A really good book, free online, Wishcraft, helps you recognize what it is that you really want and how to align what you do every day with that goal so that you achieve it.

I will be in Italy for the first three weeks of October and I do not know if I will blog from there or wait until I return.  My husband is taking a photo course for a week in Venice and then we will visit a couple of other Italian cities.
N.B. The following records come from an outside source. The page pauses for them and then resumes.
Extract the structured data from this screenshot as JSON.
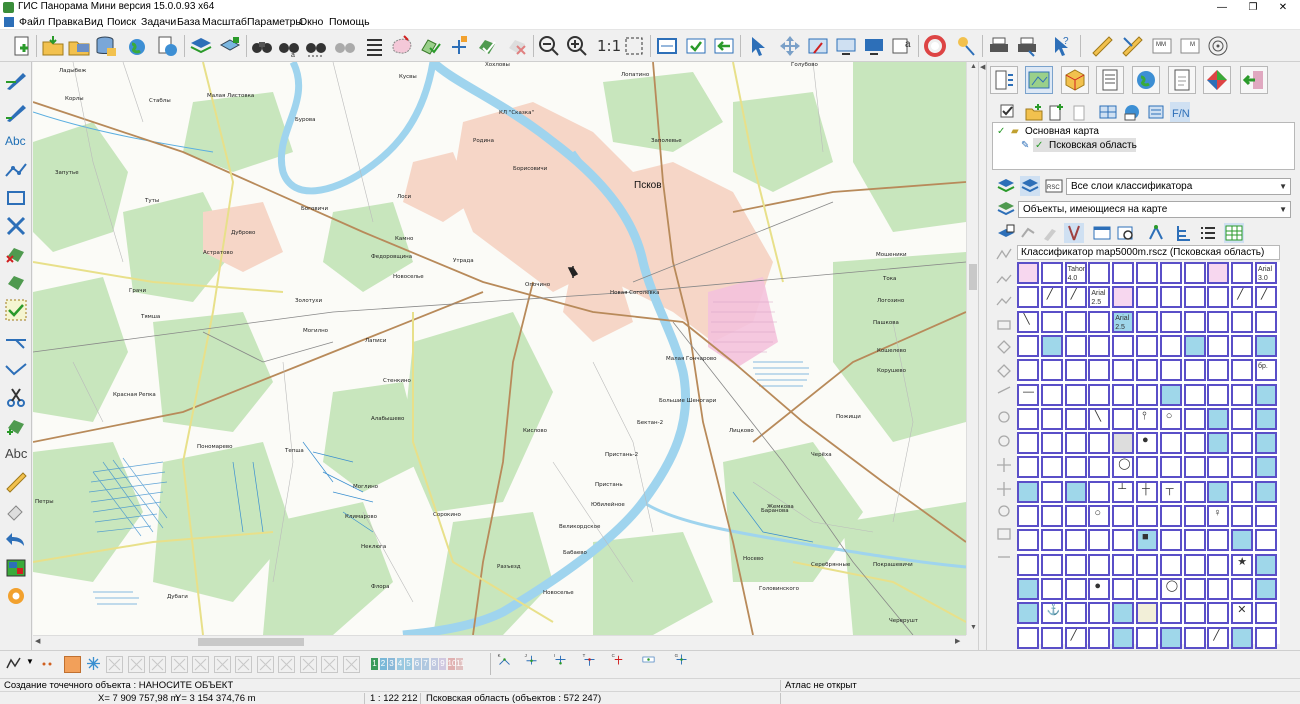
{
  "window": {
    "title": "ГИС Панорама Мини версия 15.0.0.93 x64",
    "min_symbol": "—",
    "max_symbol": "❐",
    "close_symbol": "✕"
  },
  "menu": [
    "Файл",
    "Правка",
    "Вид",
    "Поиск",
    "Задачи",
    "База",
    "Масштаб",
    "Параметры",
    "Окно",
    "Помощь"
  ],
  "toolbar": {
    "scale_1to1": "1:1"
  },
  "left_tools": {
    "abc1": "Abc",
    "abc2": "Abc"
  },
  "map": {
    "city": "Псков",
    "labels": [
      "Ладыбеж",
      "Корлы",
      "Стаблы",
      "Малая Листовка",
      "Кусвы",
      "Хохловы",
      "КЛ \"Сказка\"",
      "Лопатино",
      "Голубово",
      "Запутье",
      "Бурова",
      "Родина",
      "Борисовичи",
      "Заполевье",
      "Туты",
      "Боговичи",
      "Лоси",
      "Дуброво",
      "Камно",
      "Астратово",
      "Федоровщина",
      "Новоселье",
      "Утрада",
      "Опочино",
      "Новая Соголевка",
      "Мошеники",
      "Тока",
      "Золотухи",
      "Логозино",
      "Лаписи",
      "Пашкова",
      "Могилно",
      "Малая Гончарово",
      "Кошелево",
      "Корушево",
      "Стенкино",
      "Алабышево",
      "Кислово",
      "Большие Шеногари",
      "Бектан-2",
      "Лицково",
      "Пожищи",
      "Пономарево",
      "Тепша",
      "Черёха",
      "Петры",
      "Пристань-2",
      "Пристань",
      "Юбилейное",
      "Моглино",
      "Баранова",
      "Климарово",
      "Сорокино",
      "Великордское",
      "Бабаево",
      "Носево",
      "Неклюга",
      "Разъезд",
      "Дубаги",
      "Флора",
      "Новоселье",
      "Серебрянные",
      "Покрашевичи",
      "Черерушт",
      "Головинского",
      "Жемкова",
      "Красная Репка",
      "Грачи",
      "Тямша"
    ]
  },
  "panel": {
    "tree_root": "Основная карта",
    "tree_child": "Псковская область",
    "combo_layers": "Все слои классификатора",
    "combo_objects": "Объекты, имеющиеся на карте",
    "classifier_title": "Классификатор map5000m.rscz (Псковская область)",
    "cell_texts": {
      "tahoma": "Tahoma",
      "tahoma_size": "4.0",
      "arial_a": "Arial",
      "arial_a_size": "3.0",
      "arial_b": "Arial",
      "arial_b_size": "2.5",
      "arial_c": "Arial",
      "arial_c_size": "2.5",
      "br": "бр."
    }
  },
  "bottombar": {
    "layer_numbers": [
      "1",
      "2",
      "3",
      "4",
      "5",
      "6",
      "7",
      "8",
      "9",
      "10",
      "11"
    ]
  },
  "status": {
    "action": "Создание точечного объекта : НАНОСИТЕ ОБЪЕКТ",
    "atlas": "Атлас не открыт",
    "x": "X= 7 909 757,98 m",
    "y": "Y= 3 154 374,76 m",
    "scale": "1 : 122 212",
    "region": "Псковская область  (объектов : 572 247)"
  },
  "colors": {
    "river": "#9fd4ee",
    "forest": "#c8e6bd",
    "urban": "#f6d6c7",
    "road_main": "#b88a5a",
    "road_yellow": "#e8e08a",
    "cell_border": "#5a4fc8",
    "cell_fill": "#9fd7ea"
  }
}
I will definitely take LOTS OF pictures!

What If I Fail?

DSCN0031I have given myself a new opportunity for growth.  I was invited to join a small group of quilters who create improvisational art quilts for charity.  The current charity is the local Nordic Ski Association, and we are making quilts for its November silent auction.  The group chose the theme “Tracks.”  I might utterly fail at my first few attempts, so I’ve already begun sewing! I sewed white strips together to use for snow and others to use for woods–as a start.

Just to show that I can do more than just run over a stitched piece (in a previous post), here is the result of another exercise.  We brainstormed items that occur in pairs or sets and then chose one and had about 90 minutes to create a piece.  Here is mine:DSCN0029

I have prepared yarn for dyeing the following colorways tomorrow:  Russian Rainbow (4 skeins), Lupine (2 skeins) and Sunprint (4 skeins).  Sunprint is not really sun printed–just inspired by the wonderful colors I achieved with fabric these past weeks.  (Of course you could sun print yarn, but I’ll save that experiment for next summer.) Sunprint will have 9 color segments. Here is yet another photo of sun printed fabrics that provided the inspiration: DSCN0033

…. And Then I Ran Over the Quilt With my Car.


I unabashedly stole the idea for this blog title from the wonderful surface design blog, And Then We Set It On Fire.  But fellow quilting student Peggy Kugel freely gave me the advice to run over my quilt with my car.

Instructor Rayna Gillman asked us to make a piece with two neutrals and one bright color and we had about 90 minutes to do so.  I was having trouble with the whole idea of creating abstract compositions, as you can see.DSCN0010

I put my finished piece up on the display wall with the back side showing and announced, “I’m calling this ‘Springtime in Anchorage.'” DSCN0011

That’s when Peggy made her suggestion.


I mixed 1 part textile medium with 2 parts black acrylic paint, applied it to the tire, and drove forward two feet. I like the result!  I might embellish it with a scrap of fur (to represent road kill), a bit of a greasy McDonald’s wrapper and a few shards from a broken taillight. Then it will be clear (to any Alaskan) why it is called “Springtime in Alaska.”


See that rusty spot on the car body?  Maybe rust dyeing will be my next textile adventure. I can use duct tape to attach a piece of fabric to the car–or maybe I’ll wait until I have another quilted piece that needs improvement and then use that.

P.S. Rayna’s class was FABULOUS and I learned a lot. I treasure the relationships I formed with fellow artists–especially with Peggy!